For the scientific standards of that time, this was enough for many to believe that Sanskrit was in fact the mother of all Indo-European languages—or at least a very, very close descendent of proto-Indo-European. However, we now know that deeming something the “oldest” is not valid proof for a theory, especially one that attempts to find the “Mother of all Indo-Eurpean languages”, but there are still some scholars who believe this theory even in the modern day.
A more well-supported but no-less-controversial “Mother of all Indo-European Languages” candidate is, in fact, Armenian. This theory, appropriate titled the “Armenian Hypothesis” was developed by linguists Tamaz V. Gamkrelidze and Vyacheslav Invaov in 1985.
First and foremost, they hypothesized that all Indo-European languages evolved from the same proto-Indo-European language spoken in the Armenian Highlands. They relied on something called the Glottalic Theory, a hypothesis that says that Proto-Indo-European featured ejective stops (p’, t’, k’)—essentially click sounds. Due to the fact that some modern dialects of Armenian still retain these ejective stop sounds, and further, that there are studies that genetically trace Europeans back to the Armenian Highlands, the two researchers claim that the Armenian language is the closest language we have to what Proto-Indo-European would have sounded like.
They even go so far as to suggest that Armenian is a language that directly evolved from proto-Indo-European. The only problem? For Armenian to be the Mother of all Indo-European languages, there would have to be accounts of Armenian from much earlier than 500 AD. Without them, we would have to assume that somehow Proto-Indo-European wasn’t spoken until after languages like Latin and Greek were spoken, which wouldn’t make sense. However, this fact doesn’t necessarily mean that Armenian wasn’t spoken thousands of years ago, though. Maybe people just didn’t feel like writing any of it down.

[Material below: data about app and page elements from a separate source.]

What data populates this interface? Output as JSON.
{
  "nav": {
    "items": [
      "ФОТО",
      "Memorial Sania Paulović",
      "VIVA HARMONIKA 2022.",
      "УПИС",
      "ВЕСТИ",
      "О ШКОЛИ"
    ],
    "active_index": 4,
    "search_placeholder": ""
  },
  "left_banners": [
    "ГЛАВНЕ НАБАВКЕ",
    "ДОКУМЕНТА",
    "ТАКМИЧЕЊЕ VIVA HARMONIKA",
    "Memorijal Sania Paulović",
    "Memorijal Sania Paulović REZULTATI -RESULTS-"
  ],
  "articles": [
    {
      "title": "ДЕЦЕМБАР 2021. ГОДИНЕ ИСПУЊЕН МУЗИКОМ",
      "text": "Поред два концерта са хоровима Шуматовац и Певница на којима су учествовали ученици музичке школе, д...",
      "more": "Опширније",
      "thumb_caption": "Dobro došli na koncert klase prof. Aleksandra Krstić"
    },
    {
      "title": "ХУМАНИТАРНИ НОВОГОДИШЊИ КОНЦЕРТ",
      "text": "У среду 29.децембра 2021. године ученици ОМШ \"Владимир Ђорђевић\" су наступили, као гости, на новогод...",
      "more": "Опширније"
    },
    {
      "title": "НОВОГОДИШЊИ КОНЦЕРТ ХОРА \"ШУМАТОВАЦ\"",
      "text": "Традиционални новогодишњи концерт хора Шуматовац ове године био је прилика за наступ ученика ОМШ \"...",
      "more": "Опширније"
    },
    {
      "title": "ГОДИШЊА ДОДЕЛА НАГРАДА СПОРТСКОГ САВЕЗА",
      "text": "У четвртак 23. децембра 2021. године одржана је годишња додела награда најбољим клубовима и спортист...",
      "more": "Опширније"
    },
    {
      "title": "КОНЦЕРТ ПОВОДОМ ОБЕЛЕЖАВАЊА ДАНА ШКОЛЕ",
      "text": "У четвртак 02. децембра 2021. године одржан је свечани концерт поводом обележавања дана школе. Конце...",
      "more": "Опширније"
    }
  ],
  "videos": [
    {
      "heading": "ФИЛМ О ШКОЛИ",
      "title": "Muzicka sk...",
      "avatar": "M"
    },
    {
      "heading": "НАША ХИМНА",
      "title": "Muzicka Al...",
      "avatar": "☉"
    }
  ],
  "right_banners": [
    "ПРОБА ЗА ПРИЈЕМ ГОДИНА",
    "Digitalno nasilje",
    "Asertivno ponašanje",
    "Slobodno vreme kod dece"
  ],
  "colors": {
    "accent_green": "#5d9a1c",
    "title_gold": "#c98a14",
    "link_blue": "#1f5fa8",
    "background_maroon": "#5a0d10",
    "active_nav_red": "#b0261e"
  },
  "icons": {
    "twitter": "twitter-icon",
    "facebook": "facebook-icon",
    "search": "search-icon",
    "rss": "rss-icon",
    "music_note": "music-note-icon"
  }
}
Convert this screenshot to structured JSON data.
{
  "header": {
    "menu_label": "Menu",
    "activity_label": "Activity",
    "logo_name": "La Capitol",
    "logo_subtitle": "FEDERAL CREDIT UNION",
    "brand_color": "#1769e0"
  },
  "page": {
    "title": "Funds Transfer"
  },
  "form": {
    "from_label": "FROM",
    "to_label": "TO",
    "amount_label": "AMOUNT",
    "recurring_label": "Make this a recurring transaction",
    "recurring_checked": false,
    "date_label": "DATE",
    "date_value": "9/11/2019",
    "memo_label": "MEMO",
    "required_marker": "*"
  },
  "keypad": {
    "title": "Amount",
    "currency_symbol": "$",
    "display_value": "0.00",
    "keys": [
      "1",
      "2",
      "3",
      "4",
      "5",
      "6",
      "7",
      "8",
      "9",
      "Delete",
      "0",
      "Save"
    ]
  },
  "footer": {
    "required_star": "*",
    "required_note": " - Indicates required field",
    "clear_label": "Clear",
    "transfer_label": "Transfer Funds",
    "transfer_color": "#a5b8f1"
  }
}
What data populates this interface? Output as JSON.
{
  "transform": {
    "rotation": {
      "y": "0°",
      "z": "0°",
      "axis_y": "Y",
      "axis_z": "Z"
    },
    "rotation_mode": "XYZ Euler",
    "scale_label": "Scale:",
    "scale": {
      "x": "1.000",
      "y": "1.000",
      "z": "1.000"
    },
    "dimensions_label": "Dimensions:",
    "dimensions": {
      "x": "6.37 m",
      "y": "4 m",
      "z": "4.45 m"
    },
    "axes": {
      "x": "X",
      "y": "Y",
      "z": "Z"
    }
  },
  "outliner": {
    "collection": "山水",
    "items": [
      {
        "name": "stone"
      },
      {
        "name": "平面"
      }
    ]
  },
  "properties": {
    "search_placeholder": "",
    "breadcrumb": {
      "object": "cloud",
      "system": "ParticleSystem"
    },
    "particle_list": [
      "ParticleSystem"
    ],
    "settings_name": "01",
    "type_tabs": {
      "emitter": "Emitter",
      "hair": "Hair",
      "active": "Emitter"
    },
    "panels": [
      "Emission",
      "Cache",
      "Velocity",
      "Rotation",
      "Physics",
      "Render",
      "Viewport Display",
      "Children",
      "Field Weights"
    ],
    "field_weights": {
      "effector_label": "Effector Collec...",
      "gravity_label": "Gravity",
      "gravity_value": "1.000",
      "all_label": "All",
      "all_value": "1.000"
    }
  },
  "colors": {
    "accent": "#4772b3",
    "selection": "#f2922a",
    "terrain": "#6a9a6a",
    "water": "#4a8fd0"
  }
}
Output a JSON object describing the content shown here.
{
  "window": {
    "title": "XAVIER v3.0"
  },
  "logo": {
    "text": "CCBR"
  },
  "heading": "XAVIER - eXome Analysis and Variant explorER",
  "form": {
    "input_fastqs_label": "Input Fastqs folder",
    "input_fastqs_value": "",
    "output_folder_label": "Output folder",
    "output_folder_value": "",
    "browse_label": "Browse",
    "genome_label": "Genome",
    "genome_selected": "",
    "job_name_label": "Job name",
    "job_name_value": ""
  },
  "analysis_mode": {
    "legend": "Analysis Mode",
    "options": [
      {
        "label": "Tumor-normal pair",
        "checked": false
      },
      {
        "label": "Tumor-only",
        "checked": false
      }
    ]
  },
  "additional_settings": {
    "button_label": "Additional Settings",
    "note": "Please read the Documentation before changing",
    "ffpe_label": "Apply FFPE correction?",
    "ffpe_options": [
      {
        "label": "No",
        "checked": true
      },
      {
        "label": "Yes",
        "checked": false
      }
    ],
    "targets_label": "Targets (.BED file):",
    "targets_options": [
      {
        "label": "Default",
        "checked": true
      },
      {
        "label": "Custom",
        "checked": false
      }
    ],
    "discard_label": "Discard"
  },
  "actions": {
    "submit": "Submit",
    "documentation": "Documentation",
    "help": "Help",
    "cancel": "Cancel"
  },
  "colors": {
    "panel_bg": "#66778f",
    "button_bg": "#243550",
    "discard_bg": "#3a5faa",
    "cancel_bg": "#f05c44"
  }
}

As you can imagine, these theories have been met with a lot of criticism. But what do you think? Are either of these languages the “Mother of all Indo-European Languages”? Let me know what you think in the comments below.